**What needs to be done**
Give the entries again exactly, every one of them.

**Provided data**
_____
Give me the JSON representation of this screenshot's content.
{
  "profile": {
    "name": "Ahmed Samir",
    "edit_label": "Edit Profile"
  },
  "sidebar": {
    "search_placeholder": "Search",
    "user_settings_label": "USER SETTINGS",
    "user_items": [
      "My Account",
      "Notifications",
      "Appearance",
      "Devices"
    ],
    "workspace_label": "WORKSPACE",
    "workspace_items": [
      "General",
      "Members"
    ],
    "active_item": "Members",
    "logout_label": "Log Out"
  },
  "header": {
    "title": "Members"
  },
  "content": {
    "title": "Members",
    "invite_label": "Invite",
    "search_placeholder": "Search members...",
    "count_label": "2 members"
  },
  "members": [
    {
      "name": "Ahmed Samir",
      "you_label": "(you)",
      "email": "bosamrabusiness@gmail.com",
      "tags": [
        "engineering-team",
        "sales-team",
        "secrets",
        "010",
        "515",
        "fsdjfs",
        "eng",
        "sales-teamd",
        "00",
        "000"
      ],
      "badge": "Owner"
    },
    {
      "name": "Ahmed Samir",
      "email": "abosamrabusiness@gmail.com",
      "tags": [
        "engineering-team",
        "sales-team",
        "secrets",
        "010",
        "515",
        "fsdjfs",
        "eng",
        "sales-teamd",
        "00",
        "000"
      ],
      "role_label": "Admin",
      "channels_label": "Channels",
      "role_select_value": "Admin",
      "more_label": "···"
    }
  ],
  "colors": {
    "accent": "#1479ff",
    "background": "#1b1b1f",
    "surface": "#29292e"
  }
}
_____
**Written answer**
Give me the JSON representation of this screenshot's content.
{
  "profile": {
    "name": "Ahmed Samir",
    "edit_label": "Edit Profile"
  },
  "sidebar": {
    "search_placeholder": "Search",
    "user_settings_label": "USER SETTINGS",
    "user_items": [
      "My Account",
      "Notifications",
      "Appearance",
      "Devices"
    ],
    "workspace_label": "WORKSPACE",
    "workspace_items": [
      "General",
      "Members"
    ],
    "active_item": "Members",
    "logout_label": "Log Out"
  },
  "header": {
    "title": "Members"
  },
  "content": {
    "title": "Members",
    "invite_label": "Invite",
    "search_placeholder": "Search members...",
    "count_label": "2 members"
  },
  "members": [
    {
      "name": "Ahmed Samir",
      "you_label": "(you)",
      "email": "bosamrabusiness@gmail.com",
      "tags": [
        "engineering-team",
        "sales-team",
        "secrets",
        "010",
        "515",
        "fsdjfs",
        "eng",
        "sales-teamd",
        "00",
        "000"
      ],
      "badge": "Owner"
    },
    {
      "name": "Ahmed Samir",
      "email": "abosamrabusiness@gmail.com",
      "tags": [
        "engineering-team",
        "sales-team",
        "secrets",
        "010",
        "515",
        "fsdjfs",
        "eng",
        "sales-teamd",
        "00",
        "000"
      ],
      "role_label": "Admin",
      "channels_label": "Channels",
      "role_select_value": "Admin",
      "more_label": "···"
    }
  ],
  "colors": {
    "accent": "#1479ff",
    "background": "#1b1b1f",
    "surface": "#29292e"
  }
}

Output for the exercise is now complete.